“Some taxpayers have expressed confusion regarding whether they needed to complete consent forms to engage a tax return preparer to perform tax return preparation services,” said the IRS. “The modified mandatory language required in consent forms clarifies that a taxpayer does not need to complete a consent form to engage a tax return preparer to perform only tax return preparation services. To allow a tax return preparer to disclose or use tax return information in providing services other than tax return preparation, however, a taxpayer must complete a consent form as described in this revenue procedure.” The modified language must be included on each consent to disclose or use tax return information.
The IRS includes several examples to reflect the modified language. For example, a consent may say, “Federal law requires this consent form be provided to you. Unless authorized by law, we cannot disclose your tax return information to third parties for purposes other than the preparation and filing of your tax return without your consent. If you consent to the disclosure of your tax return information, Federal law may not protect your tax return information from further use or distribution. You are not required to complete this form to engage our tax return preparation services.
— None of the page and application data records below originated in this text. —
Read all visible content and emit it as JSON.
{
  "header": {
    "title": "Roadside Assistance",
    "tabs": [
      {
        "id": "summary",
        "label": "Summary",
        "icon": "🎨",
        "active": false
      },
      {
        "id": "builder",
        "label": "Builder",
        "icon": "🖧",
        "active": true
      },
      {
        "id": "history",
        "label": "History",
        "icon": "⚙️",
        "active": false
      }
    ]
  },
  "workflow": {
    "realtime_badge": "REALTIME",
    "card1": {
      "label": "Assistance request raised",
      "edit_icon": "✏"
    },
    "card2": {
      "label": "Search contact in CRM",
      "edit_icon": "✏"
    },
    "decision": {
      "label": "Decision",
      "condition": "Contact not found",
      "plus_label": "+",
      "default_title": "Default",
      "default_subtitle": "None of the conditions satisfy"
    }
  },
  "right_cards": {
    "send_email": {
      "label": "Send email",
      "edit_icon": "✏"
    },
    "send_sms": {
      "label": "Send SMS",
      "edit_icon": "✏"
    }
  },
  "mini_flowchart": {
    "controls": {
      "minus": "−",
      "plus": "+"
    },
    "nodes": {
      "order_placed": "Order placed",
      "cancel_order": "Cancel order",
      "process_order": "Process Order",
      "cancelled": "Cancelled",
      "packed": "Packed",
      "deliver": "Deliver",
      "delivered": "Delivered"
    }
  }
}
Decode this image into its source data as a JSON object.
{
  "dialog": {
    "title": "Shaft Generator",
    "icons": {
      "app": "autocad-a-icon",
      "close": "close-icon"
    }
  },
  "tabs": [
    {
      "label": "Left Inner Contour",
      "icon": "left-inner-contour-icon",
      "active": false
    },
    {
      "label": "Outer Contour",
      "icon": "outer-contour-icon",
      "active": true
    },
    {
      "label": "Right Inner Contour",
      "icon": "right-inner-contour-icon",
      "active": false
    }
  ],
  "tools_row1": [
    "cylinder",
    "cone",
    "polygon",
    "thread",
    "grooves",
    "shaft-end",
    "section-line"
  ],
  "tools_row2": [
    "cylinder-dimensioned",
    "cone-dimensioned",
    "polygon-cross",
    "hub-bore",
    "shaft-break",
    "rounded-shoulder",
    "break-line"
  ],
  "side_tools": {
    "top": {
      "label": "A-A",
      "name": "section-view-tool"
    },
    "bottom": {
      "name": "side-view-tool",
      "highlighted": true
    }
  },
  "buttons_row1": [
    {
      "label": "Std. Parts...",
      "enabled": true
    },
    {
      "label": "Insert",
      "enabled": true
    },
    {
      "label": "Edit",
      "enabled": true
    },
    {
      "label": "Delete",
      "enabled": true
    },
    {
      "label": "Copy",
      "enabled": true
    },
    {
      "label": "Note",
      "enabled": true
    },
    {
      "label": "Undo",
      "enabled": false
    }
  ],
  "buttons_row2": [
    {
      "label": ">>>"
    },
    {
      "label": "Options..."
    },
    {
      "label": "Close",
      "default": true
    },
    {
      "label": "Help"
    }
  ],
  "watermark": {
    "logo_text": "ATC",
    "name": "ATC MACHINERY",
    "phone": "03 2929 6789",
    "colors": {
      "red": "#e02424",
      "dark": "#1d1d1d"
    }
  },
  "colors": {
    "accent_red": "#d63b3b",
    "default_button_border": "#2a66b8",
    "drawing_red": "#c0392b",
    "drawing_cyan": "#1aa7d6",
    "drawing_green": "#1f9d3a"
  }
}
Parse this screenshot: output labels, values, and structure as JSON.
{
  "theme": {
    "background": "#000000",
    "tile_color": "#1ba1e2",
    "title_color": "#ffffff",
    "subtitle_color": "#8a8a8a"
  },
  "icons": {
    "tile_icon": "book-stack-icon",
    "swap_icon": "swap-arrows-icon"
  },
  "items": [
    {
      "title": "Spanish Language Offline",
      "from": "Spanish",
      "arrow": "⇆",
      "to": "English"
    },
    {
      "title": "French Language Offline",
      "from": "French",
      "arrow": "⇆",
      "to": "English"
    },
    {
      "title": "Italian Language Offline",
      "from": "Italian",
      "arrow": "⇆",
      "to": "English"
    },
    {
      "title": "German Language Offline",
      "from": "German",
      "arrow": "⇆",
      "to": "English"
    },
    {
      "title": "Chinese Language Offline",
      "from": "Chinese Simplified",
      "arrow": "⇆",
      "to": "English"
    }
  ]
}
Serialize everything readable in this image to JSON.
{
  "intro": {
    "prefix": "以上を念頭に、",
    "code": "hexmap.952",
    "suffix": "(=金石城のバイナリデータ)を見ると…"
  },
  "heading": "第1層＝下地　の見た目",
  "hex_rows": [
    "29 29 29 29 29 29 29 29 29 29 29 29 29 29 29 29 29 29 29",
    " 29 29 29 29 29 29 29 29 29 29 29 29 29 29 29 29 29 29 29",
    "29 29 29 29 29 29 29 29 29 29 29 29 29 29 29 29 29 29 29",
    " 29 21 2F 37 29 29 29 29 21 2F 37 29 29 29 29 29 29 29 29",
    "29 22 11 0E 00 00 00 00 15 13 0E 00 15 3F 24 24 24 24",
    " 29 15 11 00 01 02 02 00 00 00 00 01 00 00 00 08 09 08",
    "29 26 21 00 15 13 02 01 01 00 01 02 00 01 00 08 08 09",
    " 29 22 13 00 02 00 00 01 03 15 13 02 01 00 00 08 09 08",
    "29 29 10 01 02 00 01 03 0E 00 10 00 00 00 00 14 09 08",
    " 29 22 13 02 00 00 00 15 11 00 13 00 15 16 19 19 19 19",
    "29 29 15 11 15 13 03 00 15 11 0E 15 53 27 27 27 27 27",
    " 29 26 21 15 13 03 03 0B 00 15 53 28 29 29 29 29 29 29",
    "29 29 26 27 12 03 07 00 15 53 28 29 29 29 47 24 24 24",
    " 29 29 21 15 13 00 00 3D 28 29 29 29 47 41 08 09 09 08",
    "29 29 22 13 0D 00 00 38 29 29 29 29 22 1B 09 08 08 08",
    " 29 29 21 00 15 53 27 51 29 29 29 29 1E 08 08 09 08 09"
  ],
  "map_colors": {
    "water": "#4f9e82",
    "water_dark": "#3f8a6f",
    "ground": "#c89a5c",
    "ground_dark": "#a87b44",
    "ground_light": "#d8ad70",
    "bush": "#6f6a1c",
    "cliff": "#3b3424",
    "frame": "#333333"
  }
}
If we obtain your signature on this form by conditioning our tax return preparation services on your consent, your consent will not be valid. If you agree to the disclosure of your tax return information, your consent is valid for the amount of time that you specify. If you do not specify the duration of your consent, your consent is valid for one year from the date of signature.”
The consent form may be on paper or in electronic format. An electronic consent form must be provided on one or more computer screens. All of the text placed by the preparer on each screen needs to pertain only to the disclosure or use of tax information authorized by the consent, except for computer navigation tools. The size of the text must be at least the same size as, or larger than, the normal or standard body text used by the Web site or software package for direction, communications, or instructions, and there needs to be sufficient contrast between the text and background colors.
Section 7216(a) of the Tax Code imposes criminal penalties on tax preparers who knowingly or recklessly make unauthorized disclosures or uses of information from their clients' tax returns without their consent. A violation is a misdemeanor, but nevertheless carries a penalty of up to one year in prison or a fine of up to $1,000, or both, together with the costs of prosecution. There are also related civil penalties of $250 for each disclosure or use, not to exceed $10,000 a year.